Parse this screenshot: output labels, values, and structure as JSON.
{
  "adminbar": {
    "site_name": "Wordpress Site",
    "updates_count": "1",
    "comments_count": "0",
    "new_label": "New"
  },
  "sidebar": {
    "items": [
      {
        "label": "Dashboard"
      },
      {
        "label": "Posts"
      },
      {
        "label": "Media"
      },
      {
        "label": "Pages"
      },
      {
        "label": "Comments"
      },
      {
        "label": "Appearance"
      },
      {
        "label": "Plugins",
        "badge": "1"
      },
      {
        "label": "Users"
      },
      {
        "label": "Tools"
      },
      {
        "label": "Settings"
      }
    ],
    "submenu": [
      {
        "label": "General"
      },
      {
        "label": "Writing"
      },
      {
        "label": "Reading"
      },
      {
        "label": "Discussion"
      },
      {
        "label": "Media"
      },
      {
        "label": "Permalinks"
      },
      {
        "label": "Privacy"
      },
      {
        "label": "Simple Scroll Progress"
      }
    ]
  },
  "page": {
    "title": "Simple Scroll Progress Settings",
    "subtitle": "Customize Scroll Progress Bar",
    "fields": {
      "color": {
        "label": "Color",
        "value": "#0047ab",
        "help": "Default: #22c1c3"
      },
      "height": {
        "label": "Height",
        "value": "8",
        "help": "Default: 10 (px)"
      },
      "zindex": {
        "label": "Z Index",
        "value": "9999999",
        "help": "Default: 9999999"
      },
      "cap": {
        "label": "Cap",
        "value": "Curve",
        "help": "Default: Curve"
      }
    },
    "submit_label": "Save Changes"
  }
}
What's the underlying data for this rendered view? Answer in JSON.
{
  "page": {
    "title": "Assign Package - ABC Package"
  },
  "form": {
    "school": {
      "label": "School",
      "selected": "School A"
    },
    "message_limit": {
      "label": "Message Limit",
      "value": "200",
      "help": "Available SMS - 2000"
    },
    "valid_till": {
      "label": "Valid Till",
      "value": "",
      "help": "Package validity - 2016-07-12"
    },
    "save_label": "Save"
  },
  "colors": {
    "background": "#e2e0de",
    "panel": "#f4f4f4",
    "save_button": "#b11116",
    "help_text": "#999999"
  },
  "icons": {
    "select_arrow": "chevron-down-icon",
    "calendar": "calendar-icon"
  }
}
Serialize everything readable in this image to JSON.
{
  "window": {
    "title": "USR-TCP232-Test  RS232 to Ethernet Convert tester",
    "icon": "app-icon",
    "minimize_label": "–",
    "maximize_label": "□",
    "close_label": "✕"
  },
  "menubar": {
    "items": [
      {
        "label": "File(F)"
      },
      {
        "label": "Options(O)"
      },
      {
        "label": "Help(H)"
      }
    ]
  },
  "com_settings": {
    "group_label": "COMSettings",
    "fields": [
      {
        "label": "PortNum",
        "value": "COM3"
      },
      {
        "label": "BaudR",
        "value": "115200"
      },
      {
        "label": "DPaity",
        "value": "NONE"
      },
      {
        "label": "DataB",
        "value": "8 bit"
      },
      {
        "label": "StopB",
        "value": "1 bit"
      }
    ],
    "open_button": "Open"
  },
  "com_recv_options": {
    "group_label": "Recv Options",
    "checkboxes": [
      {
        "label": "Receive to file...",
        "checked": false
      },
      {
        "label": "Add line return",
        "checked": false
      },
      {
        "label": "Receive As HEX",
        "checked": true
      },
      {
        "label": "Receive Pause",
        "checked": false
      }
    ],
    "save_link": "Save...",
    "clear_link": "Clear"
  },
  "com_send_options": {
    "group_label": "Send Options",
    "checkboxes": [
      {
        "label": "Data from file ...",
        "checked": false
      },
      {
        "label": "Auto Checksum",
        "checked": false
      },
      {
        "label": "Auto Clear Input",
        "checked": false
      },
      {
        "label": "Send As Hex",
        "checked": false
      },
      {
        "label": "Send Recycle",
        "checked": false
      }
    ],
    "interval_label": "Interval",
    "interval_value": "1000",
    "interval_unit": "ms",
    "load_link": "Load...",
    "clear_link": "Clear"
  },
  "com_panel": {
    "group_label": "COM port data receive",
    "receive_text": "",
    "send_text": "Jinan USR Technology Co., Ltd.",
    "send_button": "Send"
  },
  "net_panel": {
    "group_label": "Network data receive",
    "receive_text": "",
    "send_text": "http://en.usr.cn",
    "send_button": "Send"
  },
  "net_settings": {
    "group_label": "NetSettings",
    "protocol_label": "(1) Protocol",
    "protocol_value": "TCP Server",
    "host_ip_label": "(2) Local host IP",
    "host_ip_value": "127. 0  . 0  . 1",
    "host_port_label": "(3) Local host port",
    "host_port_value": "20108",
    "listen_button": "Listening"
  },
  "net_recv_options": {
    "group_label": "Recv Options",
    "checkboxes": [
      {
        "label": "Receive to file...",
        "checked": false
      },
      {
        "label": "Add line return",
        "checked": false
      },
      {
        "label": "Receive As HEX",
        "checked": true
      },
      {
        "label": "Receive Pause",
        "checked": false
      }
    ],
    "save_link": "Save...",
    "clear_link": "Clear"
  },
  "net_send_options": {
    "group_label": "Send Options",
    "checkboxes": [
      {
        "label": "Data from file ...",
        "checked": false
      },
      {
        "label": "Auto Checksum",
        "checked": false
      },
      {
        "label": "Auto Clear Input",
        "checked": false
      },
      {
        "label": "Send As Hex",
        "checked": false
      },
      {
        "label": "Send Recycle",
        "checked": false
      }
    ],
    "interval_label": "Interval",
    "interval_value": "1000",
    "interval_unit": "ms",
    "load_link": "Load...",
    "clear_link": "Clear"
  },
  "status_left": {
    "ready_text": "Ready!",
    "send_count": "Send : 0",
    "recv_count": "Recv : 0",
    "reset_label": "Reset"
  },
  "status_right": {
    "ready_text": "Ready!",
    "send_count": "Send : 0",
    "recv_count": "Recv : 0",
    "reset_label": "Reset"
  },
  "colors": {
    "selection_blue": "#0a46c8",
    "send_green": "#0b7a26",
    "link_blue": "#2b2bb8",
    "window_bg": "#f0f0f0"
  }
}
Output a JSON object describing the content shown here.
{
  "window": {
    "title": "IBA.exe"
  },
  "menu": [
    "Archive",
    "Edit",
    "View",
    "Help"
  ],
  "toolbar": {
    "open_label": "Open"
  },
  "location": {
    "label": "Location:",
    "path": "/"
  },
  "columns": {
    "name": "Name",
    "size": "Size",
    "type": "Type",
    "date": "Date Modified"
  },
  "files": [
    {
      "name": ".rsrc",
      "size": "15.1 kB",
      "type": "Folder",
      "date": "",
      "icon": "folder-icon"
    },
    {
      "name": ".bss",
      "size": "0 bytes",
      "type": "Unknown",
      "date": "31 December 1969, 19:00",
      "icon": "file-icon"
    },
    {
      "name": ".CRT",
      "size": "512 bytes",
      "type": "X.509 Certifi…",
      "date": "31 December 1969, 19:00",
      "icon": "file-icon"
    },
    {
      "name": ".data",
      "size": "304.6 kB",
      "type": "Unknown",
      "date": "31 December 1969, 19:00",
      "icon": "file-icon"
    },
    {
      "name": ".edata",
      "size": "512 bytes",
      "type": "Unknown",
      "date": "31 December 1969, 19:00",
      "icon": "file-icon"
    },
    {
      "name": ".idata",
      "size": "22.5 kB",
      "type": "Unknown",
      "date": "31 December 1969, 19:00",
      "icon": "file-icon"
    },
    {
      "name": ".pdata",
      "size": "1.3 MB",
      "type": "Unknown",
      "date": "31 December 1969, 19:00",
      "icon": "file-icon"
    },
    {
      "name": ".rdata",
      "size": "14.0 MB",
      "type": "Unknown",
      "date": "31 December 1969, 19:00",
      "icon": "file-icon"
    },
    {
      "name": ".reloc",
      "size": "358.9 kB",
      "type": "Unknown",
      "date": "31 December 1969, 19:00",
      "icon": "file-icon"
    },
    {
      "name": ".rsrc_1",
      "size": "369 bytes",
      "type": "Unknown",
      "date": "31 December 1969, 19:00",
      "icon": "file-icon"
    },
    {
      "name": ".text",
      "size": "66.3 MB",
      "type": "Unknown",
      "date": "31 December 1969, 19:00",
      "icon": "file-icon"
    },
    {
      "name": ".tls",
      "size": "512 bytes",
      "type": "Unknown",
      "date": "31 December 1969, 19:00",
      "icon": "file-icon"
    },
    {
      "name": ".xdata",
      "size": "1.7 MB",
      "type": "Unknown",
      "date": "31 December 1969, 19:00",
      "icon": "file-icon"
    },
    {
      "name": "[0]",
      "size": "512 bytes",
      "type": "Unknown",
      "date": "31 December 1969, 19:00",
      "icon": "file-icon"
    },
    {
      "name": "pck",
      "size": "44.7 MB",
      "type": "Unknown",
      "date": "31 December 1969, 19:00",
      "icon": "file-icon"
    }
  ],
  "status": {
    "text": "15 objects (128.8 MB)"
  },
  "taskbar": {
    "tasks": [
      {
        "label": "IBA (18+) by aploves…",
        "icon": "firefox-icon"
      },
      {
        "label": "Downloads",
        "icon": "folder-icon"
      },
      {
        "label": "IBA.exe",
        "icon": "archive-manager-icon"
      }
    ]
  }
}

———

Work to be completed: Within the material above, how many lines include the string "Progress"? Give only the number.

Task solution: 3